However, in this study they were unable to determine whether it was a HCA or registered nurse carrying out the vital signs observations, which they admitted was a limitation to the findings.
Other restrictions cited by the academics were the fact they were only able to focus on one hospital and a single aspect of job performance.
“Many nurses love working long shifts so we cannot just think about scrapping them”
They also said the data did not capture whether observations were deliberately omitted for clinical reasons such as nursing staff not wanting to wake a patient as it may have a negative impact on their recovery, or patients being unavailable because they were receiving care elsewhere in the hospital.
Chiara Dall’Ora, research fellow in nursing workforce at the University of Southampton’s school of health sciences, was a member of the study group.
While acknowledging the study’s weaknesses, she told Nursing Times that health leaders should take the findings as “further confirmation of the negative effects of 12-hour shifts”.
“Managers and leaders together with nurses should discuss and reflect on the implications of all this extensive research that is corroborating this message,” she said. “At least we need to start a dialogue on this and maybe stop believing the assumptions that 12-hour shifts are going to be good.”
Dr Dall’Ora was an adult nurse in Italy until she moved to the UK six years ago and switched to academia. She said she had spent most of her research career focusing on nurse shift patterns after seeing first-hand the impact of long working hours.
“What I am interested in as a researcher is workforce…because I am a nurse by background. So I myself realised that the way that we were manged, the way the workforce was organised in terms of staffing levels or even the shifts that we were working made an enormous difference in how we were feeling, how we were coping, and then of course made a difference in how we were performing,” she told Nursing Times.
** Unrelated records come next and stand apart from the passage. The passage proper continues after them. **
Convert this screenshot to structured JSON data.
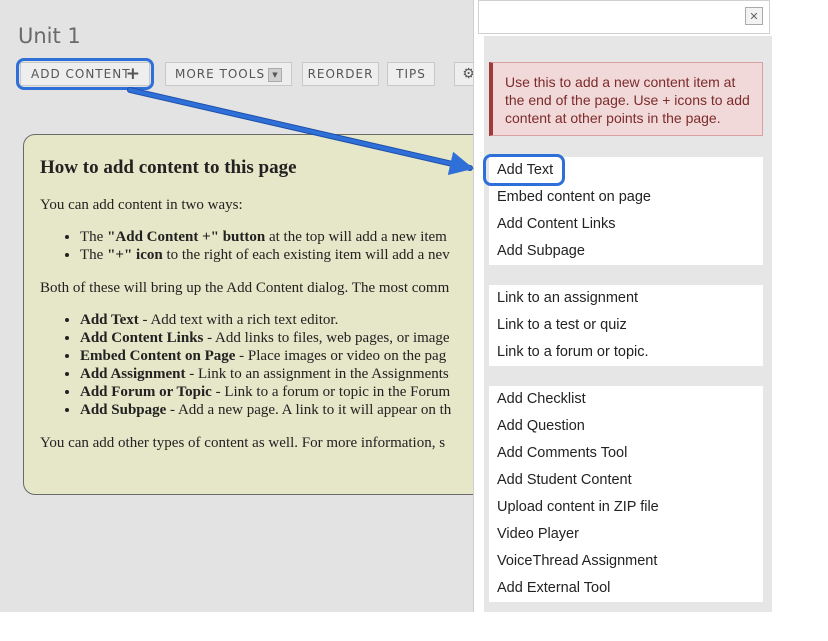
{
  "page": {
    "title": "Unit 1"
  },
  "toolbar": {
    "add_content": "ADD CONTENT",
    "more_tools": "MORE TOOLS",
    "reorder": "REORDER",
    "tips": "TIPS"
  },
  "help": {
    "heading": "How to add content to this page",
    "intro": "You can add content in two ways:",
    "ways": [
      {
        "bold": "\"Add Content +\" button",
        "pre": "The ",
        "rest": " at the top will add a new item"
      },
      {
        "bold": "\"+\" icon",
        "pre": "The ",
        "rest": " to the right of each existing item will add a nev"
      }
    ],
    "both": "Both of these will bring up the Add Content dialog. The most comm",
    "types": [
      {
        "bold": "Add Text",
        "rest": " - Add text with a rich text editor."
      },
      {
        "bold": "Add Content Links",
        "rest": " - Add links to files, web pages, or image"
      },
      {
        "bold": "Embed Content on Page",
        "rest": " - Place images or video on the pag"
      },
      {
        "bold": "Add Assignment",
        "rest": " - Link to an assignment in the Assignments"
      },
      {
        "bold": "Add Forum or Topic",
        "rest": " - Link to a forum or topic in the Forum"
      },
      {
        "bold": "Add Subpage",
        "rest": " - Add a new page. A link to it will appear on th"
      }
    ],
    "more": "You can add other types of content as well. For more information, s"
  },
  "dialog": {
    "close_symbol": "✕",
    "alert": "Use this to add a new content item at the end of the page. Use + icons to add content at other points in the page.",
    "group1": [
      "Add Text",
      "Embed content on page",
      "Add Content Links",
      "Add Subpage"
    ],
    "group2": [
      "Link to an assignment",
      "Link to a test or quiz",
      "Link to a forum or topic."
    ],
    "group3": [
      "Add Checklist",
      "Add Question",
      "Add Comments Tool",
      "Add Student Content",
      "Upload content in ZIP file",
      "Video Player",
      "VoiceThread Assignment",
      "Add External Tool"
    ]
  },
  "colors": {
    "highlight": "#2f6fd8",
    "alert_bg": "#f2d9d9",
    "help_bg": "#e6e6c8"
  }
}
“I was very aware that being tired and overworked meant that I wasn’t going to be performing very well, so when I moved from the clinical practice to research for me it was really an obvious step to go and look things around workforce issues,” she added.
Dr Dall’Ora said the next steps would be to expand the research by continuing to focus on “objective data” but from more than one trust.
She said she hoped the research could eventually be used to encourage leaders to rethink nurse shift patterns.
While accepting that many nurses enjoyed working 12-hour shifts, Dr Dall’Ora said there may be an argument for limiting the number they could work in a row.
“There is never going to be a one size fits all but maybe at least some limitations to the patterns that nurses work for example maybe limiting the amount of consecutive long shifts,” she said.
“Many nurses love working long shifts, so we cannot just think about scrapping them. But maybe we can find a way with nurses to make sure we do not have four or five long shifts in a row, maybe that’s a bit too much,” she added.
Dr Dall’Ora said her aim was to help make “life better for nurses and to make it better for patients ultimately”.